Interview with Helen Walliker
This is a summary of an interview with Helen Walliker recorded by Ann Kneif on 2nd October 2012 at her house in Harvel.
Parents Robert and Doris French had seven children: 3 girls and 4 boys. Father and 3 boys farmed as farming was family tradition going back to 14th century. The Family is still farming.
Hook Green House in family for many years but now sold.
LIFE AT HOME
All the children learned to ride. One brother rode point-to-point. Helen used to be groom at the same stables. Involved in farming activities during the War. Helen was born 1919.
Describes the type of farming – in early days lots of animals - cattle and sheep and then corn after brothers joined and the farm expanded. Breeds sheep but not cattle or horses. Recounts a story when the sheep got into a garden. Cattle arrived on the train and were driven up to the farm. There were only narrow lanes so there was not much traffic, even on the Main Road. Remembers when there were snow drifts up to 6 feet deep with a narrow passage dug through and they went tobogganing.

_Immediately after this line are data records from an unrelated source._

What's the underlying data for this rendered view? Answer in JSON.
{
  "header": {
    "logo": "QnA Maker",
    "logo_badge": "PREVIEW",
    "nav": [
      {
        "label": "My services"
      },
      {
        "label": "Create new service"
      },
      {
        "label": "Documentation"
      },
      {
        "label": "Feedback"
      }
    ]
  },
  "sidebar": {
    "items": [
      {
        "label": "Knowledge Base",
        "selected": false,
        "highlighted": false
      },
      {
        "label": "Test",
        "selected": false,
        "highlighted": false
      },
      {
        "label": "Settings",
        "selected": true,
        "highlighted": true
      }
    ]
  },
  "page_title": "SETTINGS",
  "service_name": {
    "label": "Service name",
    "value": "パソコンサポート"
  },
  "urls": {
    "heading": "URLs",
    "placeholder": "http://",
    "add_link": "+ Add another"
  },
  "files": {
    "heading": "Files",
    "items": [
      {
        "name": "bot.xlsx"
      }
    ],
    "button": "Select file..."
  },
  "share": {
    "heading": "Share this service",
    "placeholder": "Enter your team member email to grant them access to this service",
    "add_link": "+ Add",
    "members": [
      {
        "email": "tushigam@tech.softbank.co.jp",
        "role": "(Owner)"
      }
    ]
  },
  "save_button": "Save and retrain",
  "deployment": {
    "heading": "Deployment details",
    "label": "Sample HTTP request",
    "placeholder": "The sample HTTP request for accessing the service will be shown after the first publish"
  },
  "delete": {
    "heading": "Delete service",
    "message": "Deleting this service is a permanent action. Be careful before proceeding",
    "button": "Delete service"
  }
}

Helen went to a kindergarten in Meopham before having a private governess. She then went to Gad’s Hill and then to Wadhurst College, where she was a boarder. Went with one sister. No tuck was allowed but kept store in woods. Went to church but not regularly. Many of the French family are buried there.
RECREATION AND FARMING
Recreation: tennis court at home but spent most of time with ponies and horses. In 1929, one of first members of Pony Club and is now President. Story of riding and sister galloped off and was thrown off pony, which went home. Father loved hunting and riding and used horse to get around the farm. Mother was doctor’s daughter from Scotland. She did not ride but liked cooking and looked after chickens. Had help in house. Contact with other farmers. Own daughter married a farmer in Higham.
TRANSPORT AND SHOPS
Main transport was horse and carriage. Had first car, an old Ford, before War. Only one shop and PO. Mother bought provisions weekly at Meopham Green. Mother made clothes. Only remembers 3 houses on Hook Green when young.
The Coronation was a big celebration on Meopham Green – watched on TV.
Went to America and then Australia for 2 years because of husband’s job but kept Bailiff’s House whilst travelling. When returned noticed more buildings in village.
Camer Park was private before War and part of family farmland. After War it became a public park.
War – joined FANY. Learned first aid in Meopham and then sent to a hospital in Devon (Moretonhampstead). Met husband, John (RAF), in Devon and married in 1942. Wedding dress made from parachute silk and lent to 5 other brides. Reception at farmhouse, Hook Green. Stopped working after married. During the War a plane crashed in the farmyard killing NZ pilot. Old barn destroyed.
Meopham Cricket Club – brother and husband played.
LIFE IN MEOPHAM
Bailiff’s House belonged to Camer Estate and bought it in 1967. Has lived there since. Mentions own children. Changes in the village. Mentions Vicar Tait and the church.